Chapman's grave in Birmingham

Chapman’s grave in Birmingham

A Review of “42”

August 8, 2013

By now I presume most of the people interested in baseball have seen the new movie “42”, the story of Jackie Robinson’s arrival in the Major Leagues. Normally I don’t spend time here reviewing new movies, but as it’s the only new major movie about baseball, I thought I’d change that. Here’s a quick review of the flick.

There are a lot of good and weak points in the movie. It’s pretty formulaic. Even if you knew nothing about Robinson as a person or about how the 1947 season went, you could probably figure out most of the plot by about 10 minutes in. The acting is uneven. Harrison Ford as Branch Rickey is terrific. As Hollywood has taken to using the “Best Supporting Actor” Oscar to reward older actors who’ve never won an Oscar it’s possible we’re looking at an Academy Award nomination for Ford (and maybe a win).The two actors playing Robinson (Chadwick Boseman) and Wendell Smith (Andre Holland) both do good jobs, but the actress playing Rachel Robinson (Nicole Beharie) didn’t impress me. I think part of the problem is that I remember Ruby Dee in the old 1950s “Jackie Robinson Story” and Dee was wonderful. Christopher Meloni’s rendition of Leo Durocher was good but it was a really small part. Alan Tudyk’s Ben Chapman is suitably odious as the lead antagonist from another team. One of the better aspects of the film is Chapman’s utter incomprehension as to why he is being considered a villain. Most of the players, without reference to whether they liked Robinson or not, were pretty wooden, an exception being Hamish Linklater who got the comic relief role as Ralph Branca. And Max Gail’s Burt Shotten was just fun.

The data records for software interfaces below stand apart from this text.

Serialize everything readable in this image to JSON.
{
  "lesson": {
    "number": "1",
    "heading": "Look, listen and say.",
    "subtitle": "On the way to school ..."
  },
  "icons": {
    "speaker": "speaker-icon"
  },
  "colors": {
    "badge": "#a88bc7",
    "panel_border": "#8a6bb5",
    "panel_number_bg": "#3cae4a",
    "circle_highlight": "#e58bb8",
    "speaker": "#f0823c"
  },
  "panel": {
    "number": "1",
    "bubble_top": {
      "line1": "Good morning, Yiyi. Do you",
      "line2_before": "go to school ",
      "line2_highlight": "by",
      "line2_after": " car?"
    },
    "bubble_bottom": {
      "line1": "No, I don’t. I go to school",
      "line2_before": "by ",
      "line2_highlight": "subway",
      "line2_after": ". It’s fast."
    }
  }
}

There were a number of historical errors in the movie, most done for film purposes, but nonetheless they give a false impression of the events. Early on Robinson and Smith meet in Florida in 1946. The scene is written as if the two men didn’t know each other, but they had been acquaintances since at least 1944. At the end of the flick Robinson hits a home run to clinch the pennant for the Dodgers. The game in question took place 17 September 1947 and did clinch the pennant. Robinson hit a fourth inning homer to put the Dodgers ahead to stay in a 4-2 victory over Pittsburgh. The movie leaves the impression he does it late in the game and it’s the deciding run. The movie essentially tells us that Robinson’s homer won the pennant, but the pennant winning runs were scored an inning later (and Robinson was involved). It’s more dramatic the way the flick does it, but it’s not exactly right. Also the movie shows the famous “if we can’t use the restroom, we’ll fill up our bus somewhere else” scene. But the scene ends with Robinson meeting Clyde Sukeforth for the first time. The two events were unconnected.

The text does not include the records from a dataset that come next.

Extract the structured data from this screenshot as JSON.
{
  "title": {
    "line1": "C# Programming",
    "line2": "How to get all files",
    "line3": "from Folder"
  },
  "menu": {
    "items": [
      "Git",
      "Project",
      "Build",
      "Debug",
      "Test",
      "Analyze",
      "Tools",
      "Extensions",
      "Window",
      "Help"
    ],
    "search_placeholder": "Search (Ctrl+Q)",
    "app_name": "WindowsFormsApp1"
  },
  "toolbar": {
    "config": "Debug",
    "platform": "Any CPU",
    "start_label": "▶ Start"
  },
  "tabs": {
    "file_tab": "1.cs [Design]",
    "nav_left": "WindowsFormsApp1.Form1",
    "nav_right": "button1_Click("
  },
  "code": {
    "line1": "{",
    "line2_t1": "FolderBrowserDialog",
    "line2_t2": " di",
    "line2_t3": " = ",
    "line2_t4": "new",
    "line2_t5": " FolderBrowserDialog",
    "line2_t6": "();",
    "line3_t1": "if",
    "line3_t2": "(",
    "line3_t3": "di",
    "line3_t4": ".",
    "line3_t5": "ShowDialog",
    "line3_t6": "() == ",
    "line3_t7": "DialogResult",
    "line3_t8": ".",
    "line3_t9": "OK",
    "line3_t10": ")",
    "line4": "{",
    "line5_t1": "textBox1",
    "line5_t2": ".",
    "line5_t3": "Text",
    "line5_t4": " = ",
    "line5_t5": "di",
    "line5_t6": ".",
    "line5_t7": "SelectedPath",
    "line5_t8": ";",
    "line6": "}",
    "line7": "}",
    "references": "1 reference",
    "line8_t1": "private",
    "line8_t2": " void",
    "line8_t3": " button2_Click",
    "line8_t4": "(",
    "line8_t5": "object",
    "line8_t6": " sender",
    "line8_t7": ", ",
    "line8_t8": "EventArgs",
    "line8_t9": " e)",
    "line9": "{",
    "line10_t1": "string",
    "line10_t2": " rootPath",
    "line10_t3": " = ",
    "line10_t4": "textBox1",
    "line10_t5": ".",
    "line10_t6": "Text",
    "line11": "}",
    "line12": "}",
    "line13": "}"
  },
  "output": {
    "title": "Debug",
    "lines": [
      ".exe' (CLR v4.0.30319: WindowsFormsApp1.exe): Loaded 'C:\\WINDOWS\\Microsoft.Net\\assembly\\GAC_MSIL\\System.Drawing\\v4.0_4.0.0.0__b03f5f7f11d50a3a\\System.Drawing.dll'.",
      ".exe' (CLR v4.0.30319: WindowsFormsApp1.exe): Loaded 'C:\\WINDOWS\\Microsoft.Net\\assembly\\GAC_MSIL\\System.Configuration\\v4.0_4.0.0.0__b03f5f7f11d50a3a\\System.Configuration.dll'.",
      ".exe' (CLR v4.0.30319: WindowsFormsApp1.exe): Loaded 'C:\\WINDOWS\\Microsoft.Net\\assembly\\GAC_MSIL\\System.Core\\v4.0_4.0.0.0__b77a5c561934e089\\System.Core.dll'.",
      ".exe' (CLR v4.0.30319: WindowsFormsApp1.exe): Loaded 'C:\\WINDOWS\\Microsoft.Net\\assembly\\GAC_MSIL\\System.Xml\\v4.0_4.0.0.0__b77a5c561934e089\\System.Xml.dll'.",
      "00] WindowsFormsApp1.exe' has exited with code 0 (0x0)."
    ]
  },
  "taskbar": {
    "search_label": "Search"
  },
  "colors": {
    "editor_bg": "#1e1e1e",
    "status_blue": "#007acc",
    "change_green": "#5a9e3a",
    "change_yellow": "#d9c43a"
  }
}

Having said all that, it’s nice to see the movie mention the Robinson court-martial (he refused to move on a bus long before Rosa Parks), although it’s only a passing mention. The interplay between Boseman and Ford, which in many ways is the heart of the movie, is very good. And the baseball action is well choreographed, although, as with any movie about Robinson, the baseball aspects of the film are secondary to the main plot line. One of the finest scenes is between Robinson and Smith in which Smith reminds Robinson that he (Smith) can’t sit in the press box, but has to sit in the stands and type his story as he watches. It reminds Robinson of just how important his actions are in changing things.

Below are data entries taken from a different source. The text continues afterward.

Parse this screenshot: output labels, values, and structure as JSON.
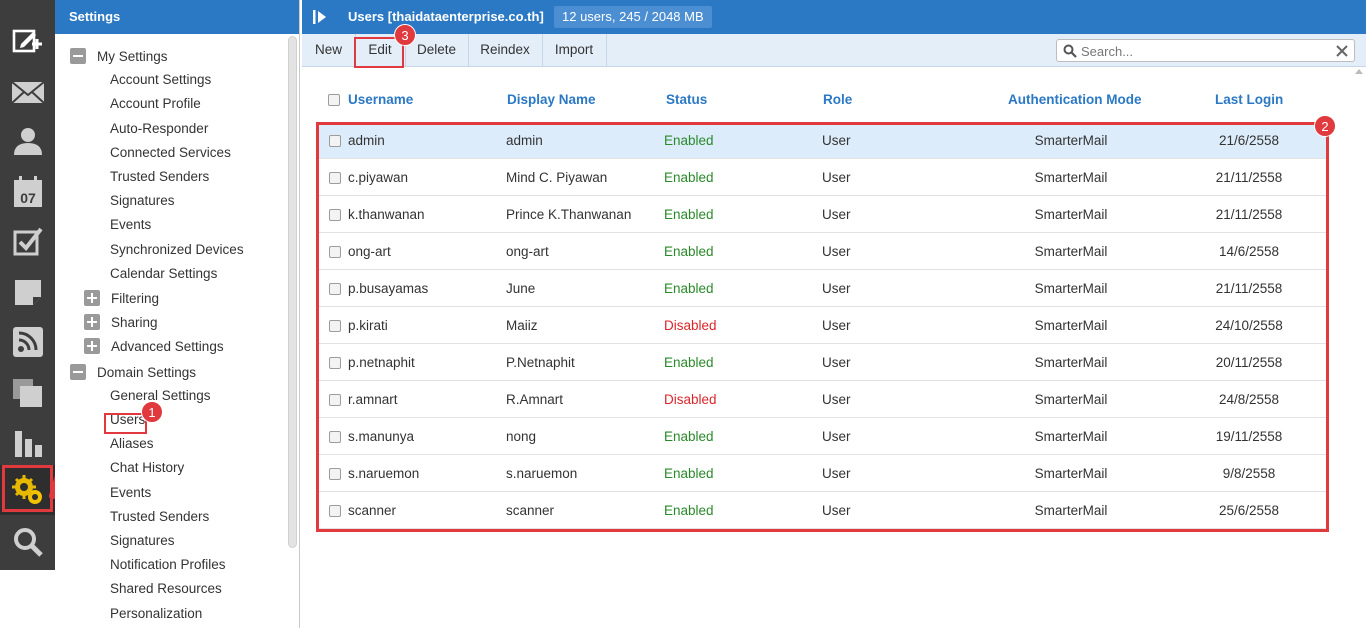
{
  "colors": {
    "header_blue": "#2b78c5",
    "toolbar_bg": "#e4eef8",
    "enabled": "#2a8a2a",
    "disabled": "#d9262b",
    "annotation_red": "#e0393e",
    "rail_bg": "#3d3d3d"
  },
  "rail": {
    "icons": [
      "compose-icon",
      "mail-icon",
      "contacts-icon",
      "calendar-icon",
      "tasks-icon",
      "notes-icon",
      "rss-icon",
      "files-icon",
      "reports-icon",
      "settings-icon",
      "search-icon"
    ],
    "calendar_day": "07"
  },
  "tree": {
    "title": "Settings",
    "my_settings": {
      "label": "My Settings",
      "items": [
        "Account Settings",
        "Account Profile",
        "Auto-Responder",
        "Connected Services",
        "Trusted Senders",
        "Signatures",
        "Events",
        "Synchronized Devices",
        "Calendar Settings"
      ]
    },
    "collapsed_groups": [
      "Filtering",
      "Sharing",
      "Advanced Settings"
    ],
    "domain_settings": {
      "label": "Domain Settings",
      "items": [
        "General Settings",
        "Users",
        "Aliases",
        "Chat History",
        "Events",
        "Trusted Senders",
        "Signatures",
        "Notification Profiles",
        "Shared Resources",
        "Personalization"
      ]
    }
  },
  "header": {
    "title": "Users [thaidataenterprise.co.th]",
    "count": "12 users, 245 / 2048 MB"
  },
  "toolbar": {
    "new": "New",
    "edit": "Edit",
    "delete": "Delete",
    "reindex": "Reindex",
    "import": "Import",
    "search_placeholder": "Search..."
  },
  "grid": {
    "columns": [
      "Username",
      "Display Name",
      "Status",
      "Role",
      "Authentication Mode",
      "Last Login"
    ],
    "rows": [
      {
        "username": "admin",
        "display": "admin",
        "status": "Enabled",
        "role": "User",
        "auth": "SmarterMail",
        "last": "21/6/2558"
      },
      {
        "username": "c.piyawan",
        "display": "Mind C. Piyawan",
        "status": "Enabled",
        "role": "User",
        "auth": "SmarterMail",
        "last": "21/11/2558"
      },
      {
        "username": "k.thanwanan",
        "display": "Prince K.Thanwanan",
        "status": "Enabled",
        "role": "User",
        "auth": "SmarterMail",
        "last": "21/11/2558"
      },
      {
        "username": "ong-art",
        "display": "ong-art",
        "status": "Enabled",
        "role": "User",
        "auth": "SmarterMail",
        "last": "14/6/2558"
      },
      {
        "username": "p.busayamas",
        "display": "June",
        "status": "Enabled",
        "role": "User",
        "auth": "SmarterMail",
        "last": "21/11/2558"
      },
      {
        "username": "p.kirati",
        "display": "Maiiz",
        "status": "Disabled",
        "role": "User",
        "auth": "SmarterMail",
        "last": "24/10/2558"
      },
      {
        "username": "p.netnaphit",
        "display": "P.Netnaphit",
        "status": "Enabled",
        "role": "User",
        "auth": "SmarterMail",
        "last": "20/11/2558"
      },
      {
        "username": "r.amnart",
        "display": "R.Amnart",
        "status": "Disabled",
        "role": "User",
        "auth": "SmarterMail",
        "last": "24/8/2558"
      },
      {
        "username": "s.manunya",
        "display": "nong",
        "status": "Enabled",
        "role": "User",
        "auth": "SmarterMail",
        "last": "19/11/2558"
      },
      {
        "username": "s.naruemon",
        "display": "s.naruemon",
        "status": "Enabled",
        "role": "User",
        "auth": "SmarterMail",
        "last": "9/8/2558"
      },
      {
        "username": "scanner",
        "display": "scanner",
        "status": "Enabled",
        "role": "User",
        "auth": "SmarterMail",
        "last": "25/6/2558"
      }
    ]
  },
  "annotations": {
    "step1": "1",
    "step2": "2",
    "step3": "3"
  }
}
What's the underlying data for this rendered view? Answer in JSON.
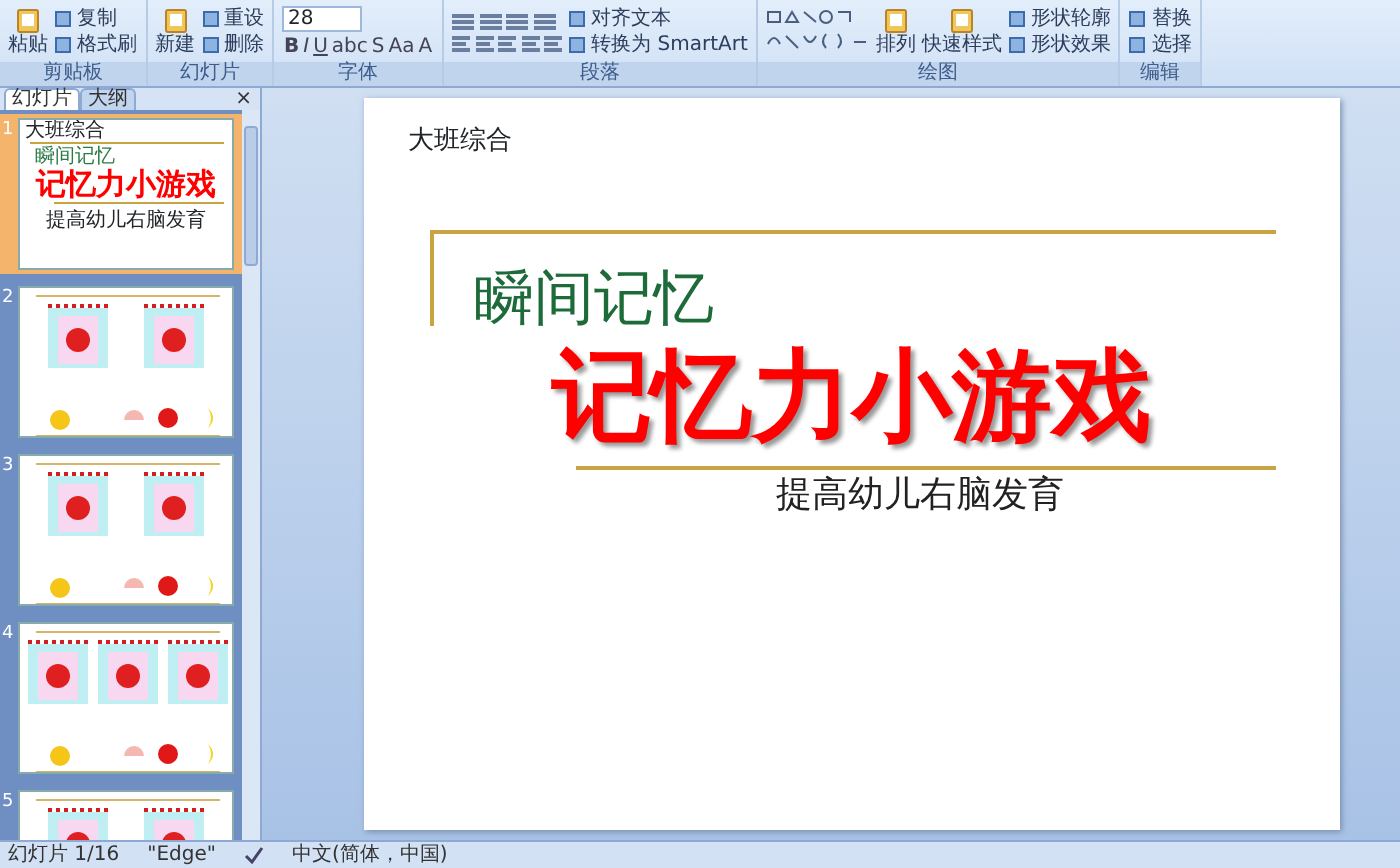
{
  "ribbon": {
    "groups": [
      {
        "label": "剪贴板",
        "items": [
          {
            "kind": "large",
            "label": "粘贴"
          },
          {
            "kind": "small",
            "label": "复制"
          },
          {
            "kind": "small",
            "label": "格式刷"
          }
        ]
      },
      {
        "label": "幻灯片",
        "items": [
          {
            "kind": "large",
            "label": "新建"
          },
          {
            "kind": "small",
            "label": "重设"
          },
          {
            "kind": "small",
            "label": "删除"
          }
        ]
      },
      {
        "label": "字体",
        "items": [
          {
            "kind": "field",
            "value": "28"
          },
          {
            "kind": "format",
            "labels": [
              "B",
              "I",
              "U",
              "abc",
              "S",
              "Aa",
              "A"
            ]
          }
        ]
      },
      {
        "label": "段落",
        "items": [
          {
            "kind": "para"
          },
          {
            "kind": "small",
            "label": "对齐文本"
          },
          {
            "kind": "small",
            "label": "转换为 SmartArt"
          }
        ]
      },
      {
        "label": "绘图",
        "items": [
          {
            "kind": "shapes"
          },
          {
            "kind": "large",
            "label": "排列"
          },
          {
            "kind": "large",
            "label": "快速样式"
          },
          {
            "kind": "small",
            "label": "形状轮廓"
          },
          {
            "kind": "small",
            "label": "形状效果"
          }
        ]
      },
      {
        "label": "编辑",
        "items": [
          {
            "kind": "small",
            "label": "替换"
          },
          {
            "kind": "small",
            "label": "选择"
          }
        ]
      }
    ]
  },
  "pane": {
    "tabs": [
      {
        "label": "幻灯片",
        "selected": true
      },
      {
        "label": "大纲",
        "selected": false
      }
    ],
    "close": "×",
    "slides": [
      {
        "number": "1",
        "selected": true,
        "kind": "title",
        "header": "大班综合",
        "title": "瞬间记忆",
        "main": "记忆力小游戏",
        "subtitle": "提高幼儿右脑发育"
      },
      {
        "number": "2",
        "selected": false,
        "kind": "two-cards"
      },
      {
        "number": "3",
        "selected": false,
        "kind": "two-cards"
      },
      {
        "number": "4",
        "selected": false,
        "kind": "three-cards"
      },
      {
        "number": "5",
        "selected": false,
        "kind": "two-cards"
      }
    ]
  },
  "slide": {
    "header": "大班综合",
    "title": "瞬间记忆",
    "main": "记忆力小游戏",
    "subtitle": "提高幼儿右脑发育"
  },
  "status_bar": {
    "slide": "幻灯片 1/16",
    "theme": "\"Edge\"",
    "language": "中文(简体，中国)"
  }
}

I suggest you see “42”. It’s worth the effort and the money, if for no other reason than the atmospheric filming. Just remember to take some of the events with a grain of salt.